If you had to pick just one stock to invest in for 2009, what would it be, and why?
I posed that question to the Motley Fool CAPS community on my CAPS blog, and the responses I received were phenomenal. The insight and cooperative spirit of the CAPS community continues to reflect what it means to be a Fool. Let's explore some pet stocks to see whether they generate some fresh ideas for your portfolio.
Times are hard for small mom and pop operations. Many of them are looking to sell. This creates opportunities for companies like Cal-Maine. They just picked up a smaller egg producer in Florida, making it possible to expand their territory and increase their sales. This is a great small cap that is simple, dull and profitable. Who is going to stop eating eggs in a recession?
That introduced me to Cal-Maine Foods, and I wanted to take a closer look. According to quarterly results released this week, although retail demand for eggs held up well, a notable decline in demand from the food service industry has cut into the company's profits. Then again, the balance sheet looks reasonably healthy, and the shares are already off 40% from their 52-week high. I like this pick and will put Cal-Maine Foods on my CAPS watch list.
Energized about energy
Because oil and gas prices have fallen off a cliff since last summer, CAPS members are going bargain-hunting. If these prices stay this way, Harvest Energy Trust (NYSE: HTE ) could be forced to reduce its dividend, though it has approved its monthly dividend payments through February 2009 for an annualized yield of more than 30%. CAPS member Gingerbreadman55 says:
Harvest is encouraging for its continued strength and ability to pay out a substantial dividend.... It carries the promise to further shrink its margins and stands to gain a lot if(when) oil creeps up again. Plus it makes a strong hedge against a falling dollar and increasing inflation from the trillions of dollars America is spending on bailouts and buyouts.
Meanwhile, Enigmadude believes the double-digit dividend yields will be safe at Energy Transfer Partners (NYSE: ETP ) . Here's what the dude had to say about this company: "This atmosphere of fear and over-reaction has created attractive opportunities to own quality energy infrastructure [master limited partnerships] with low risk profiles and juicy yields."
CAPS All-Star goldminingXpert, whose score is in the top 10, prefers Western Refining (NYSE: WNR ) . In a conference call, "the only thing the CEO wanted to talk about was reducing debt and boosting the balance sheet." With long-term debt that's nearly three times the company's market cap, though, I'd say management has its work cut out for it.
Burgers and baby powder
After watching the Dow Jones Industrial Average lose 34% in 2008 -- the index's worst showing since 1931 -- Fools are scouring the blue chips for some long-term investing opportunities. CAPS All-Star rd80 selected McDonald's (NYSE: MCD ) as his pet stock:

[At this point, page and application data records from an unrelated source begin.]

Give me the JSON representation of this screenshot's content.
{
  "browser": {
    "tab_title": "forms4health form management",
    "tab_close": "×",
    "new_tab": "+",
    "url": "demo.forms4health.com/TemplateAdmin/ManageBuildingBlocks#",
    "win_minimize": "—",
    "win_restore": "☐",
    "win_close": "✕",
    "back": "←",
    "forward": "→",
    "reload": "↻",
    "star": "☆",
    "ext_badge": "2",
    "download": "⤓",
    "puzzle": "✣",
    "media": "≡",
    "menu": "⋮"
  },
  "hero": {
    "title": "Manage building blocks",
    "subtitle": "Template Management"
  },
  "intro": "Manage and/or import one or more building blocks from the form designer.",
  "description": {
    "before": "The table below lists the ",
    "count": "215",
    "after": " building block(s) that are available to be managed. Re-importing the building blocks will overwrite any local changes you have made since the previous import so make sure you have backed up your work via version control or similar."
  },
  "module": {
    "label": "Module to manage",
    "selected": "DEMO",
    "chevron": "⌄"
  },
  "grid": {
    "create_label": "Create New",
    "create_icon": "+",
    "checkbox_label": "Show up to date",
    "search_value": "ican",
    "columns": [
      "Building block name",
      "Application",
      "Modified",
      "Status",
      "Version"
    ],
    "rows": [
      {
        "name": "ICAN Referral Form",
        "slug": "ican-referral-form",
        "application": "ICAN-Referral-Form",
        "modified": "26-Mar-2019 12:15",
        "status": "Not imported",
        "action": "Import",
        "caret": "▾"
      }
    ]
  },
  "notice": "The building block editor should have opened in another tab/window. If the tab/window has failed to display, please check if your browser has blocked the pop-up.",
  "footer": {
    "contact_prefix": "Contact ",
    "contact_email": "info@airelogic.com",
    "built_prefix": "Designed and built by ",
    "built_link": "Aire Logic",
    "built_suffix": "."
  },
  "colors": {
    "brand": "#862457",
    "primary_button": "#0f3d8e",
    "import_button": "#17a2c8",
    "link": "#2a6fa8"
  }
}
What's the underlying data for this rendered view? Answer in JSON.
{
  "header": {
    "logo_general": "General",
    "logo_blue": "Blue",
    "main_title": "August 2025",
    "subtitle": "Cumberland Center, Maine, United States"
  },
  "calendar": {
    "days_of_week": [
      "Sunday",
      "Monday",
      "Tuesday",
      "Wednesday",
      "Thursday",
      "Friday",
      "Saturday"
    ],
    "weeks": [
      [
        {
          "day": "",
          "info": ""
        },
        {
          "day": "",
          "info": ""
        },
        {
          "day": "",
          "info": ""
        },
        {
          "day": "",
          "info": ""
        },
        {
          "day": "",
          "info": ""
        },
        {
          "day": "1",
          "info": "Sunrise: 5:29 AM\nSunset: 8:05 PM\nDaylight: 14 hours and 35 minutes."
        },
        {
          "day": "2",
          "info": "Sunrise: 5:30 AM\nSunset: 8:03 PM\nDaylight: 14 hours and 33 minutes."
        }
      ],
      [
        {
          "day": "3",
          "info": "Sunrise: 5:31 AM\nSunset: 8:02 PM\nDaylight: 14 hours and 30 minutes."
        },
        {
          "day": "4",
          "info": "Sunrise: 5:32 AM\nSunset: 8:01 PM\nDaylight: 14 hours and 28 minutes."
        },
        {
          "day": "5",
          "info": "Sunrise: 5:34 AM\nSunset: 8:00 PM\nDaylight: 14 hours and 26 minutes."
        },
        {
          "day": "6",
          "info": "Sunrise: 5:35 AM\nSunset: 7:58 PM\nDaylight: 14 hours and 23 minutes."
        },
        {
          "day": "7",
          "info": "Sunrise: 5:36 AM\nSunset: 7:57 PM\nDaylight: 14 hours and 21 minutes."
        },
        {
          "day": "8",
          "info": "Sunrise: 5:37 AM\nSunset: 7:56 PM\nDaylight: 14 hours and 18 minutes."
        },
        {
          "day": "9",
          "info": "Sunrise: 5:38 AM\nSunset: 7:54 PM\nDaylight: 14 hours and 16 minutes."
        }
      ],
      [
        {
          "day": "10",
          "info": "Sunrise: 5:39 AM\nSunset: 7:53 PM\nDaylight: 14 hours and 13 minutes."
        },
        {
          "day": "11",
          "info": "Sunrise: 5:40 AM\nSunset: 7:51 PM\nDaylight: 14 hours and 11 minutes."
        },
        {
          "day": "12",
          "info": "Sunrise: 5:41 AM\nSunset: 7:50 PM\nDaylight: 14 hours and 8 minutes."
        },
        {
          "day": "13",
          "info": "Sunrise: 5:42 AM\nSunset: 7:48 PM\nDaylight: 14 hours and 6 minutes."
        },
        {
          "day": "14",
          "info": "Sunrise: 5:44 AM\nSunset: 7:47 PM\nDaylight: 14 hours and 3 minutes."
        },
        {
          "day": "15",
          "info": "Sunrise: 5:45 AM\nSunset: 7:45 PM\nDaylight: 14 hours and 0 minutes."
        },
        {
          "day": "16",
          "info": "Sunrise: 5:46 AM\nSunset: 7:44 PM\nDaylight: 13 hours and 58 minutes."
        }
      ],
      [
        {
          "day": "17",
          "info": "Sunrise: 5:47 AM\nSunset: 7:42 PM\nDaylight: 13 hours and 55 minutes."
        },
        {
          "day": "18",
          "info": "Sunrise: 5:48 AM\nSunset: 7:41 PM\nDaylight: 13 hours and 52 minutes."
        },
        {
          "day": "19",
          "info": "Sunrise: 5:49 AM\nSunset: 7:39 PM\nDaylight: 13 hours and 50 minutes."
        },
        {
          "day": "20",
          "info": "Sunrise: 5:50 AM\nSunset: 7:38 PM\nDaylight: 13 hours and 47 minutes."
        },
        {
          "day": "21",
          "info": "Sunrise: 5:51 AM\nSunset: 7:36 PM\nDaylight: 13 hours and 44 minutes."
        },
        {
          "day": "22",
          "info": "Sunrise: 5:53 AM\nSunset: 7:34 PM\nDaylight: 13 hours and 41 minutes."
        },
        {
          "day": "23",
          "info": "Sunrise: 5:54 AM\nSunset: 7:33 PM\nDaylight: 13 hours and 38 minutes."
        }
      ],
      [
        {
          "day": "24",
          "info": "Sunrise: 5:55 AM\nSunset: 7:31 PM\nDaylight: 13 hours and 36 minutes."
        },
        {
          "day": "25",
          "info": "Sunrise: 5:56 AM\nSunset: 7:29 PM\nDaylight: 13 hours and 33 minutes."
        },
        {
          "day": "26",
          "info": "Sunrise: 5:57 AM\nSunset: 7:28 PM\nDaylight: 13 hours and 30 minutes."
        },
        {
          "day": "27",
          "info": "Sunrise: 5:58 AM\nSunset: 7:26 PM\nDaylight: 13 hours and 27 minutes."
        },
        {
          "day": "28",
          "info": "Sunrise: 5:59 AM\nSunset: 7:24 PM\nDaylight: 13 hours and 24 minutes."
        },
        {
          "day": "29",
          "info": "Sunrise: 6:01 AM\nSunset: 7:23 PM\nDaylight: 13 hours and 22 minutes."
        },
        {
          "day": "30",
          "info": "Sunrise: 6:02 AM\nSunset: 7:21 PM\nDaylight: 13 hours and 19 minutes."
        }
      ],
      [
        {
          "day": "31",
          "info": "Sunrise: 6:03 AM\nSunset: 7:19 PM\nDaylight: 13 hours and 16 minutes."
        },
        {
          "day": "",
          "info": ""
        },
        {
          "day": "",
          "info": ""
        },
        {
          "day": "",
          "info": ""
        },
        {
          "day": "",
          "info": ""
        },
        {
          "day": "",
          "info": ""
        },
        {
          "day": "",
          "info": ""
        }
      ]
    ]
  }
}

In summary, [McDonald's] is growing revenues and earnings in a tough economy and they're doing it in around the world. The company has beat analysts' earnings estimates each of the last four quarters. The dividend was recently raised to $0.50 per share per quarter, yielding 3.77% based on Friday's close. For reference, that's a higher rate than a 10-year Treasury.
One can hardly argue with the resilience of McDonald's shares, and the franchise's global reach insulates earnings from the potential ravages of a declining U.S. dollar. Fellow Dow component Johnson & Johnson (NYSE: JNJ ) did not fare quite as well, but CAPS member StockSpreadsheet believes that "brings the stock down into value territory and is a stock that can be owned for years to come". I think Johnson & Johnson has some clown-sized shoes to fill to keep up with the likes of McDonald's.
For the record, my selection for best stock for 2009 was Agnico-Eagle Mines (NYSE: AEM ) . I see gold going much higher this year as the dollar faces massive headwinds. I'm far more interested in knowing your favorite stock. Please share your pick in the comments section below, or better yet, become active in the CAPS blogosphere and see firsthand just how valuable community intelligence can be.
- Another Fool's vote for Johnson & Johnson
- More top picks for the new year
- The biggest losers of 2008
On Jan. 12, 2009, Fool co-founder David Gardner, Jeff Fischer, and their Motley Fool Pro team will accept new subscribers to their real-money portfolio service. Motley Fool Pro is investing $1 million of the Fool's own money in long and short positions in a range of securities, including common stocks, put and call options, and exchange-traded funds (ETFs). They also incorporate proprietary CAPS "community intelligence" data into their research. To learn more about Motley Fool Pro and to receive a private invitation to join, simply enter your email address in the box below.